◆ WHAT THE TASK REQUIRES
For each line below that contains the word "Never", make a copy.
##############################
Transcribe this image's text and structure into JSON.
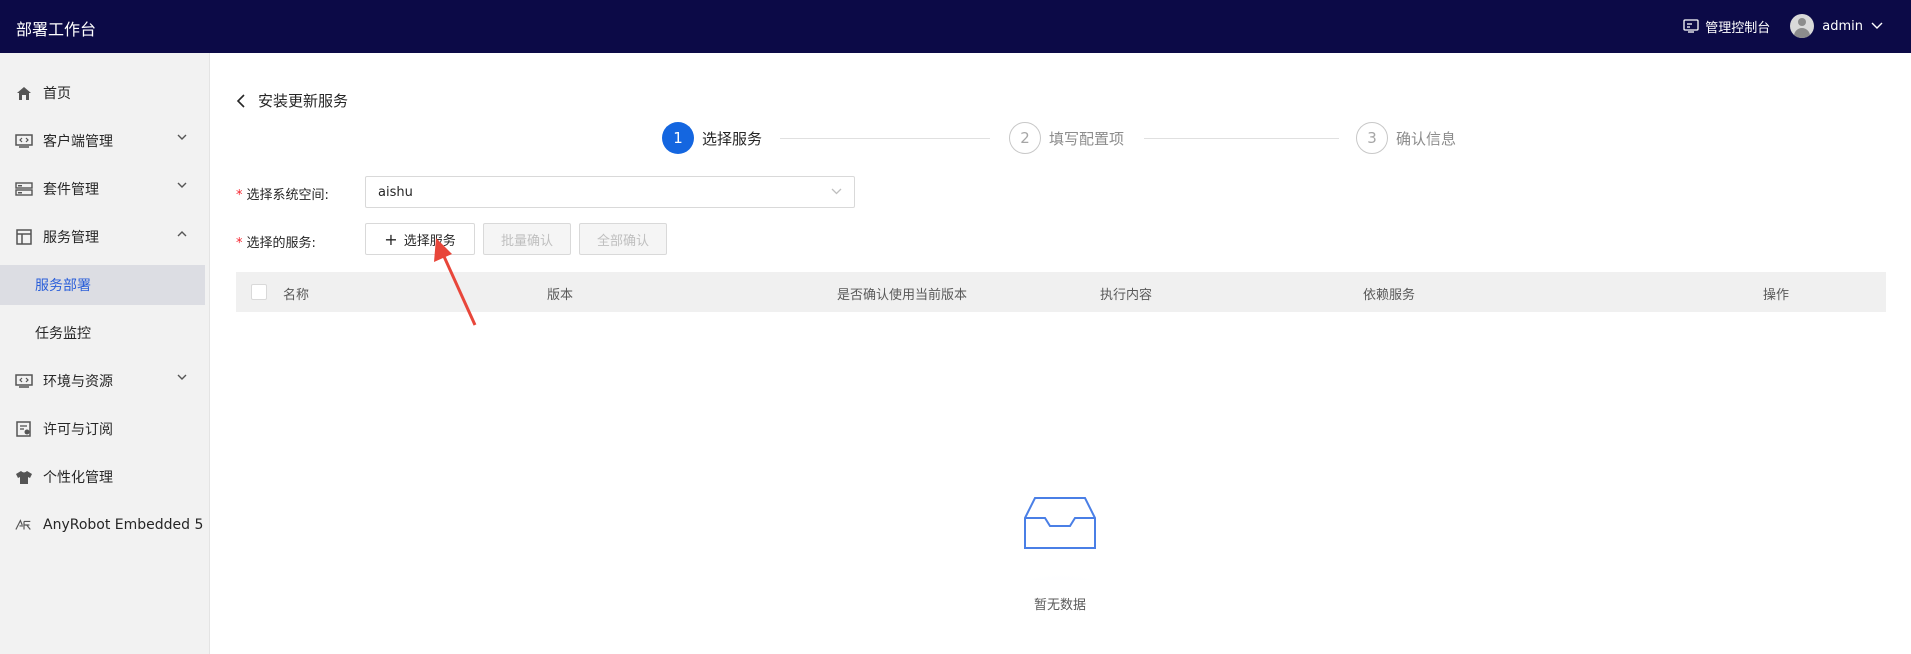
{
  "header": {
    "app_title": "部署工作台",
    "console_label": "管理控制台",
    "user_name": "admin",
    "bg_color": "#0c0a47"
  },
  "sidebar": {
    "items": [
      {
        "label": "首页",
        "icon": "home-icon"
      },
      {
        "label": "客户端管理",
        "icon": "code-window-icon",
        "expandable": true,
        "expanded": false
      },
      {
        "label": "套件管理",
        "icon": "server-rack-icon",
        "expandable": true,
        "expanded": false
      },
      {
        "label": "服务管理",
        "icon": "layout-icon",
        "expandable": true,
        "expanded": true
      },
      {
        "label": "服务部署",
        "sub": true,
        "active": true
      },
      {
        "label": "任务监控",
        "sub": true
      },
      {
        "label": "环境与资源",
        "icon": "code-window-icon",
        "expandable": true,
        "expanded": false
      },
      {
        "label": "许可与订阅",
        "icon": "license-icon"
      },
      {
        "label": "个性化管理",
        "icon": "tshirt-icon"
      },
      {
        "label": "AnyRobot Embedded 5",
        "icon": "anyrobot-logo-icon"
      }
    ]
  },
  "main": {
    "back_title": "安装更新服务",
    "steps": [
      {
        "number": "1",
        "label": "选择服务",
        "status": "active"
      },
      {
        "number": "2",
        "label": "填写配置项",
        "status": "wait"
      },
      {
        "number": "3",
        "label": "确认信息",
        "status": "wait"
      }
    ],
    "form": {
      "space_label": "选择系统空间:",
      "space_value": "aishu",
      "service_label": "选择的服务:",
      "select_service_button": "选择服务",
      "batch_confirm_button": "批量确认",
      "confirm_all_button": "全部确认"
    },
    "table": {
      "columns": [
        "名称",
        "版本",
        "是否确认使用当前版本",
        "执行内容",
        "依赖服务",
        "操作"
      ]
    },
    "empty_text": "暂无数据"
  },
  "colors": {
    "accent": "#1466e0",
    "active_menu_bg": "#dcdde3",
    "active_menu_text": "#2b5fd9",
    "annotation_arrow": "#e8463a"
  }
}
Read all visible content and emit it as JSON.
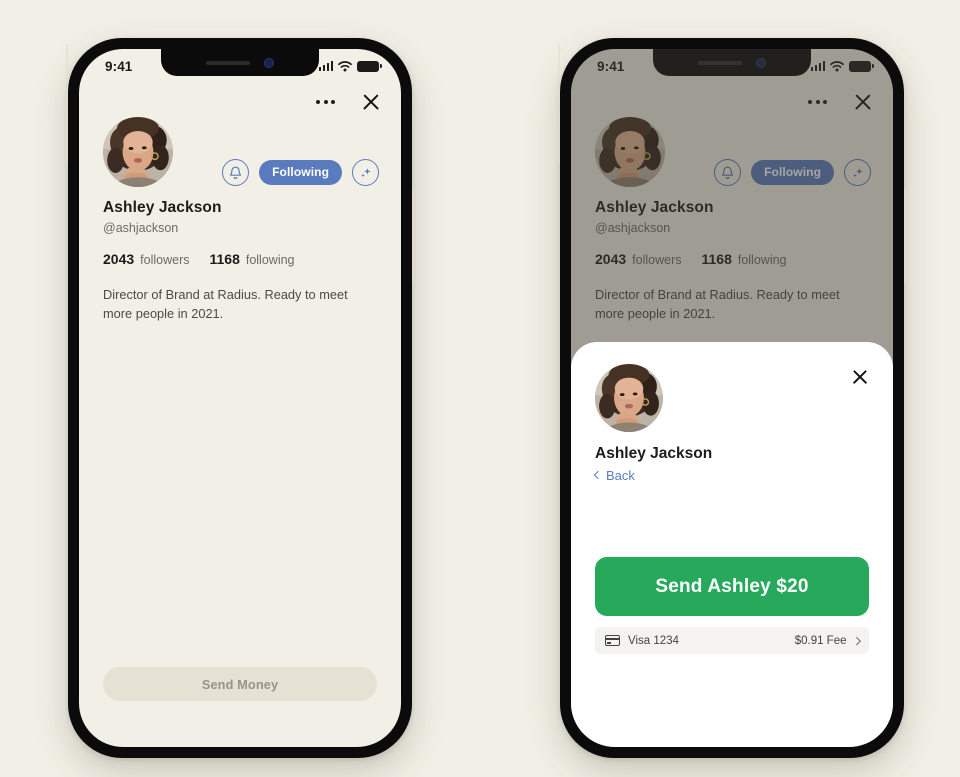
{
  "page": {
    "background_color": "#F2F0E6",
    "accent_blue": "#5A7BBE",
    "accent_green": "#27A95C"
  },
  "status_bar": {
    "time": "9:41",
    "signal_icon": "cellular-signal-icon",
    "wifi_icon": "wifi-icon",
    "battery_icon": "battery-icon"
  },
  "profile_screen": {
    "more_icon": "more-options-icon",
    "close_icon": "close-icon",
    "avatar_icon": "user-avatar-photo",
    "notify_icon": "bell-icon",
    "following_label": "Following",
    "sparkle_icon": "sparkle-add-icon",
    "display_name": "Ashley Jackson",
    "handle": "@ashjackson",
    "followers_count": "2043",
    "followers_label": "followers",
    "following_count": "1168",
    "following_label_text": "following",
    "bio": "Director of Brand at Radius. Ready to meet more people in 2021.",
    "send_money_label": "Send Money"
  },
  "payment_sheet": {
    "close_icon": "close-icon",
    "avatar_icon": "user-avatar-photo",
    "name": "Ashley Jackson",
    "back_label": "Back",
    "back_icon": "chevron-left-icon",
    "cta_label": "Send Ashley $20",
    "card_icon": "credit-card-icon",
    "card_label": "Visa 1234",
    "fee_label": "$0.91 Fee",
    "chevron_icon": "chevron-right-icon"
  }
}
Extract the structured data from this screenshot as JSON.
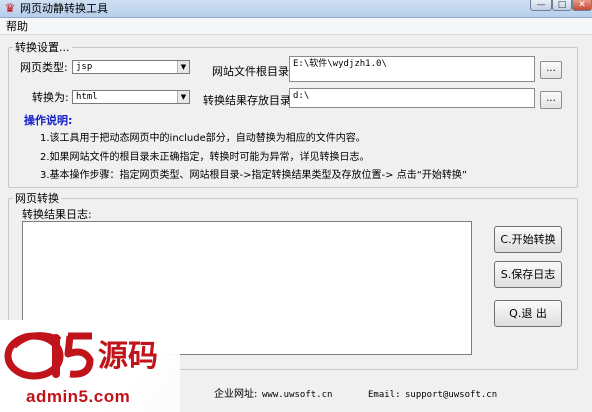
{
  "window": {
    "title": "网页动静转换工具",
    "min_glyph": "—",
    "max_glyph": "□",
    "close_glyph": "✕"
  },
  "menu": {
    "items": [
      {
        "label": "帮助"
      }
    ]
  },
  "settings": {
    "legend": "转换设置...",
    "page_type_label": "网页类型:",
    "page_type_value": "jsp",
    "root_label": "网站文件根目录:",
    "root_value": "E:\\软件\\wydjzh1.0\\",
    "convert_to_label": "转换为:",
    "convert_to_value": "html",
    "output_label": "转换结果存放目录:",
    "output_value": "d:\\",
    "browse_label": "...",
    "help_heading": "操作说明:",
    "help_lines": [
      "1.该工具用于把动态网页中的include部分，自动替换为相应的文件内容。",
      "2.如果网站文件的根目录未正确指定，转换时可能为异常，详见转换日志。",
      "3.基本操作步骤：指定网页类型、网站根目录->指定转换结果类型及存放位置-> 点击“开始转换”"
    ]
  },
  "convert": {
    "legend": "网页转换",
    "log_label": "转换结果日志:",
    "log_text": "",
    "start_button": "C.开始转换",
    "save_log_button": "S.保存日志",
    "exit_button": "Q.退  出"
  },
  "footer": {
    "site_label": "企业网址:",
    "site_value": "www.uwsoft.cn",
    "email_label": "Email:",
    "email_value": "support@uwsoft.cn"
  },
  "watermark": {
    "logo_text": "a5源码",
    "sub_text": "admin5.com"
  },
  "colors": {
    "help_heading": "#1520c8",
    "watermark_red": "#c0141a"
  }
}
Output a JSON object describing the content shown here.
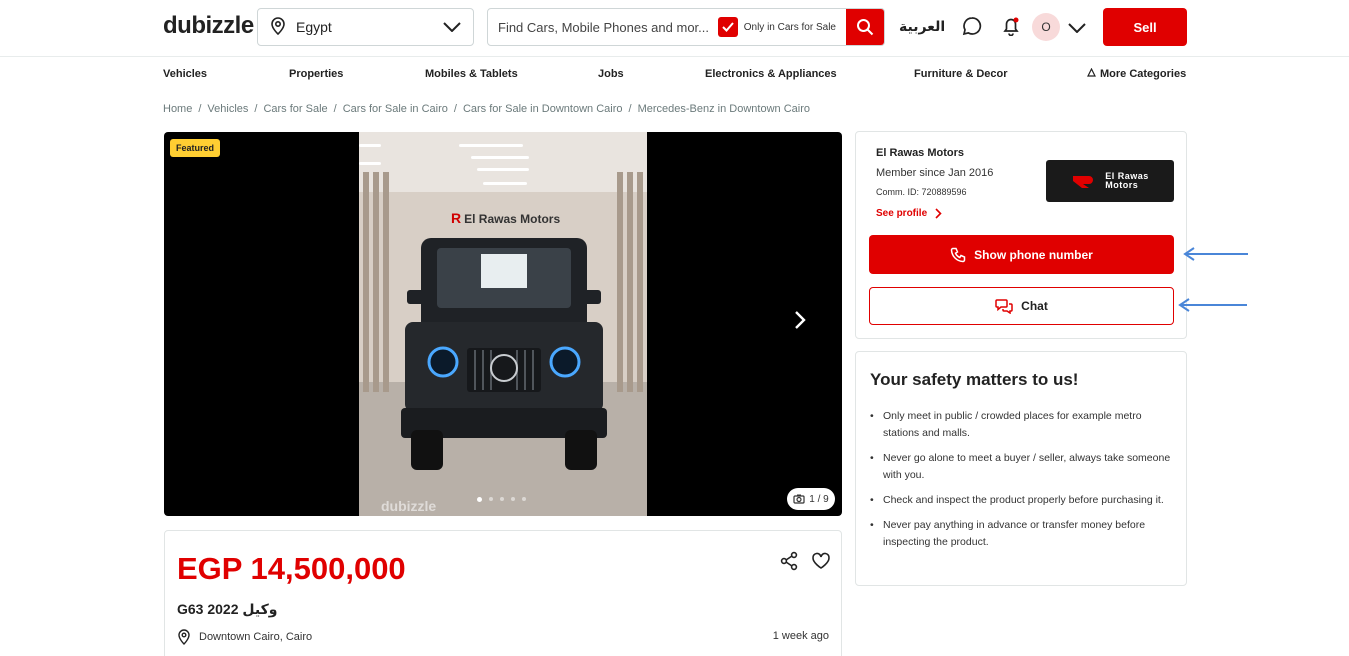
{
  "header": {
    "logo": "dubizzle",
    "location": "Egypt",
    "search_placeholder": "Find Cars, Mobile Phones and mor...",
    "only_in_label": "Only in Cars for Sale",
    "language": "العربية",
    "avatar_initial": "O",
    "sell_label": "Sell"
  },
  "nav": {
    "items": [
      "Vehicles",
      "Properties",
      "Mobiles & Tablets",
      "Jobs",
      "Electronics & Appliances",
      "Furniture & Decor"
    ],
    "more": "More Categories"
  },
  "breadcrumb": [
    "Home",
    "Vehicles",
    "Cars for Sale",
    "Cars for Sale in Cairo",
    "Cars for Sale in Downtown Cairo",
    "Mercedes-Benz in Downtown Cairo"
  ],
  "gallery": {
    "badge": "Featured",
    "counter": "1 / 9",
    "photo_sign": "El Rawas Motors",
    "watermark": "dubizzle"
  },
  "listing": {
    "price": "EGP 14,500,000",
    "title": "G63 2022 وكيل",
    "location": "Downtown Cairo, Cairo",
    "posted": "1 week ago"
  },
  "seller": {
    "name": "El Rawas Motors",
    "member_since": "Member since Jan 2016",
    "comm_id": "Comm. ID: 720889596",
    "see_profile": "See profile",
    "logo_line1": "El Rawas",
    "logo_line2": "Motors",
    "phone_button": "Show phone number",
    "chat_button": "Chat"
  },
  "safety": {
    "title": "Your safety matters to us!",
    "tips": [
      "Only meet in public / crowded places for example metro stations and malls.",
      "Never go alone to meet a buyer / seller, always take someone with you.",
      "Check and inspect the product properly before purchasing it.",
      "Never pay anything in advance or transfer money before inspecting the product."
    ]
  },
  "colors": {
    "brand_red": "#e00000",
    "featured_yellow": "#ffce32",
    "annotation_arrow": "#4a86d8"
  }
}
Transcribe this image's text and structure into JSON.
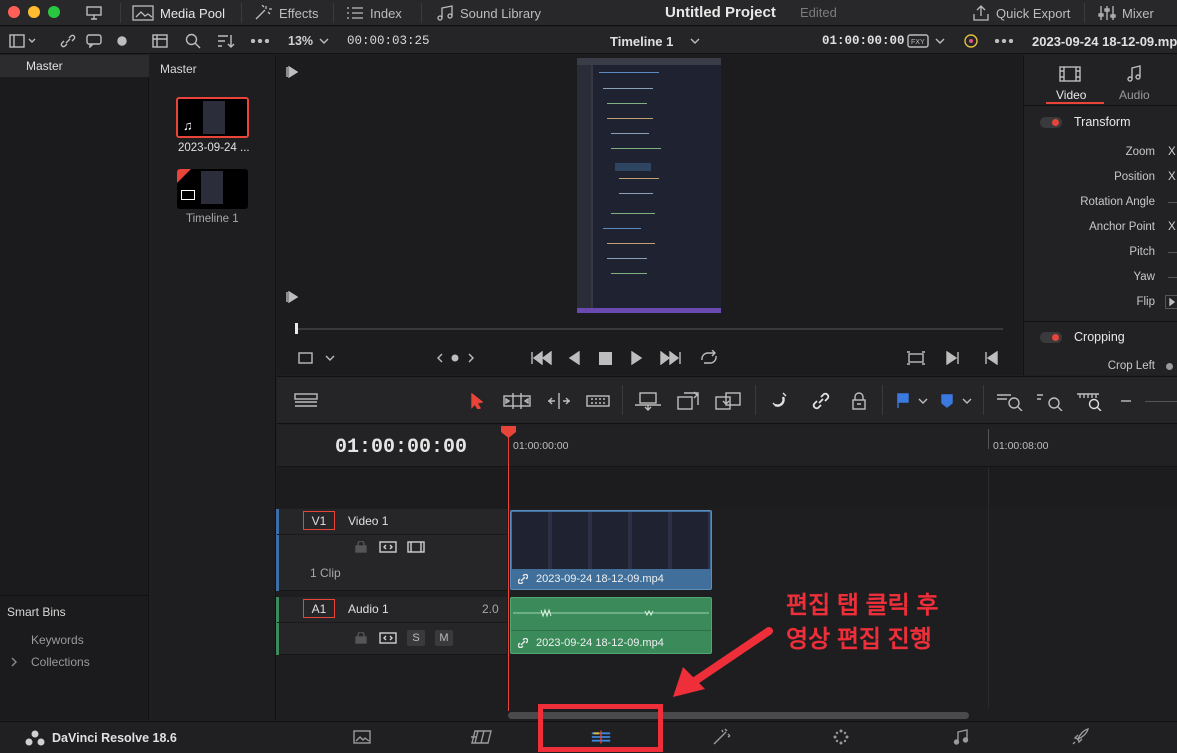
{
  "titlebar": {
    "media_pool": "Media Pool",
    "effects": "Effects",
    "index": "Index",
    "sound_library": "Sound Library",
    "project_title": "Untitled Project",
    "status": "Edited",
    "quick_export": "Quick Export",
    "mixer": "Mixer"
  },
  "toolbar": {
    "zoom": "13%",
    "timecode": "00:00:03:25",
    "timeline_name": "Timeline 1",
    "viewer_timecode": "01:00:00:00",
    "clip_name": "2023-09-24 18-12-09.mp4"
  },
  "bins": {
    "master": "Master",
    "smart_bins": "Smart Bins",
    "keywords": "Keywords",
    "collections": "Collections"
  },
  "media_pool": {
    "header": "Master",
    "clips": [
      {
        "label": "2023-09-24 ..."
      },
      {
        "label": "Timeline 1"
      }
    ]
  },
  "inspector": {
    "tab_video": "Video",
    "tab_audio": "Audio",
    "transform": "Transform",
    "zoom": "Zoom",
    "position": "Position",
    "rotation": "Rotation Angle",
    "anchor": "Anchor Point",
    "pitch": "Pitch",
    "yaw": "Yaw",
    "flip": "Flip",
    "x": "X",
    "cropping": "Cropping",
    "crop_left": "Crop Left"
  },
  "timeline": {
    "timecode": "01:00:00:00",
    "ruler_start": "01:00:00:00",
    "ruler_end": "01:00:08:00",
    "video_track_id": "V1",
    "video_track_name": "Video 1",
    "video_clip_count": "1 Clip",
    "audio_track_id": "A1",
    "audio_track_name": "Audio 1",
    "audio_level": "2.0",
    "solo": "S",
    "mute": "M",
    "video_clip_name": "2023-09-24 18-12-09.mp4",
    "audio_clip_name": "2023-09-24 18-12-09.mp4"
  },
  "annotation": {
    "line1": "편집 탭 클릭 후",
    "line2": "영상 편집 진행"
  },
  "footer": {
    "app_name": "DaVinci Resolve 18.6"
  },
  "colors": {
    "accent_red": "#e8443a",
    "video_clip": "#3f6f9a",
    "audio_clip": "#3b8a5a",
    "annotation": "#ee2f3a"
  }
}
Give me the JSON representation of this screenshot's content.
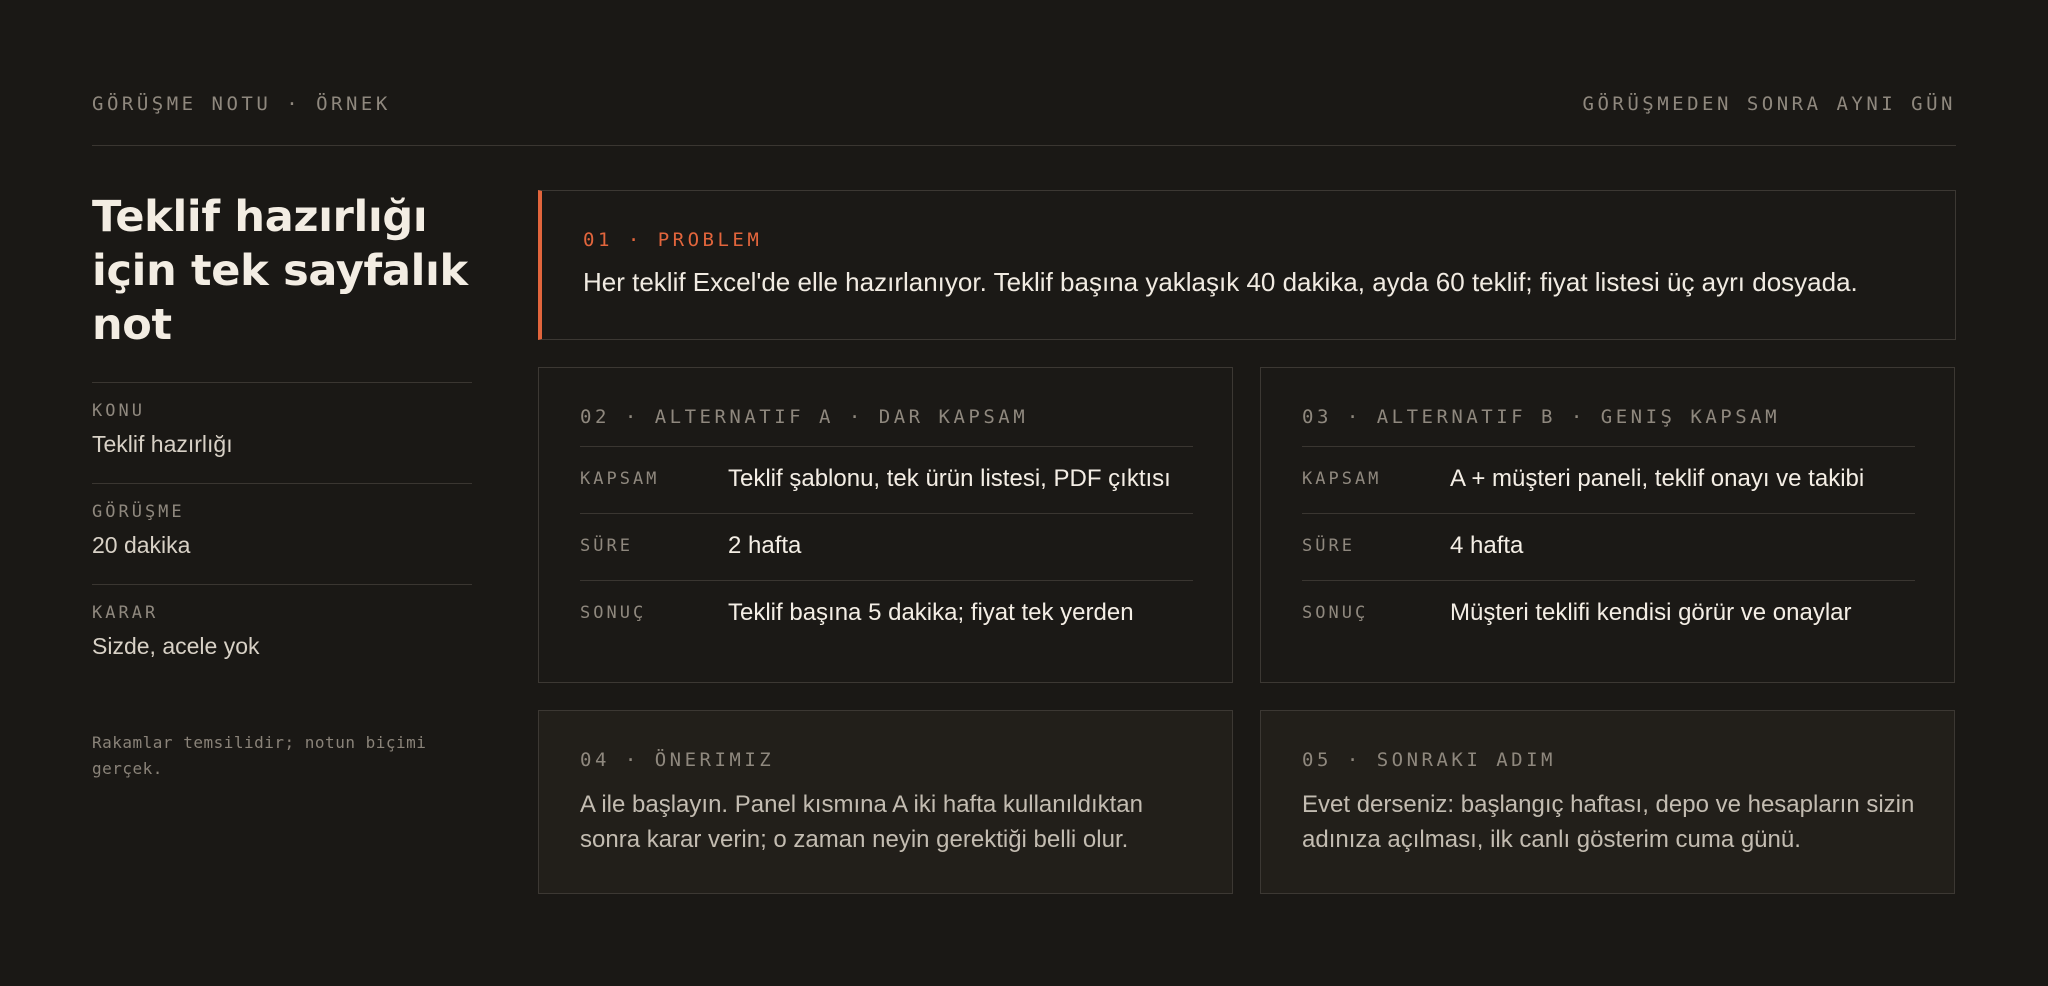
{
  "header": {
    "left": "GÖRÜŞME NOTU · ÖRNEK",
    "right": "GÖRÜŞMEDEN SONRA AYNI GÜN"
  },
  "sidebar": {
    "title": "Teklif hazırlığı için tek sayfalık not",
    "meta": [
      {
        "label": "KONU",
        "value": "Teklif hazırlığı"
      },
      {
        "label": "GÖRÜŞME",
        "value": "20 dakika"
      },
      {
        "label": "KARAR",
        "value": "Sizde, acele yok"
      }
    ],
    "footnote": "Rakamlar temsilidir; notun biçimi gerçek."
  },
  "problem": {
    "label": "01 · PROBLEM",
    "text": "Her teklif Excel'de elle hazırlanıyor. Teklif başına yaklaşık 40 dakika, ayda 60 teklif; fiyat listesi üç ayrı dosyada."
  },
  "alternatives": [
    {
      "label": "02 · ALTERNATIF A · DAR KAPSAM",
      "rows": [
        {
          "key": "KAPSAM",
          "value": "Teklif şablonu, tek ürün listesi, PDF çıktısı"
        },
        {
          "key": "SÜRE",
          "value": "2 hafta"
        },
        {
          "key": "SONUÇ",
          "value": "Teklif başına 5 dakika; fiyat tek yerden"
        }
      ]
    },
    {
      "label": "03 · ALTERNATIF B · GENIŞ KAPSAM",
      "rows": [
        {
          "key": "KAPSAM",
          "value": "A + müşteri paneli, teklif onayı ve takibi"
        },
        {
          "key": "SÜRE",
          "value": "4 hafta"
        },
        {
          "key": "SONUÇ",
          "value": "Müşteri teklifi kendisi görür ve onaylar"
        }
      ]
    }
  ],
  "notes": [
    {
      "label": "04 · ÖNERIMIZ",
      "text": "A ile başlayın. Panel kısmına A iki hafta kullanıldıktan sonra karar verin; o zaman neyin gerektiği belli olur."
    },
    {
      "label": "05 · SONRAKI ADIM",
      "text": "Evet derseniz: başlangıç haftası, depo ve hesapların sizin adınıza açılması, ilk canlı gösterim cuma günü."
    }
  ],
  "colors": {
    "background": "#1a1815",
    "accent": "#e2653c",
    "muted": "#8f887e"
  }
}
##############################
◆ WRITTEN SOLUTION
      "Never go alone to meet a buyer / seller, always take someone with you.",
      "Never pay anything in advance or transfer money before inspecting the product."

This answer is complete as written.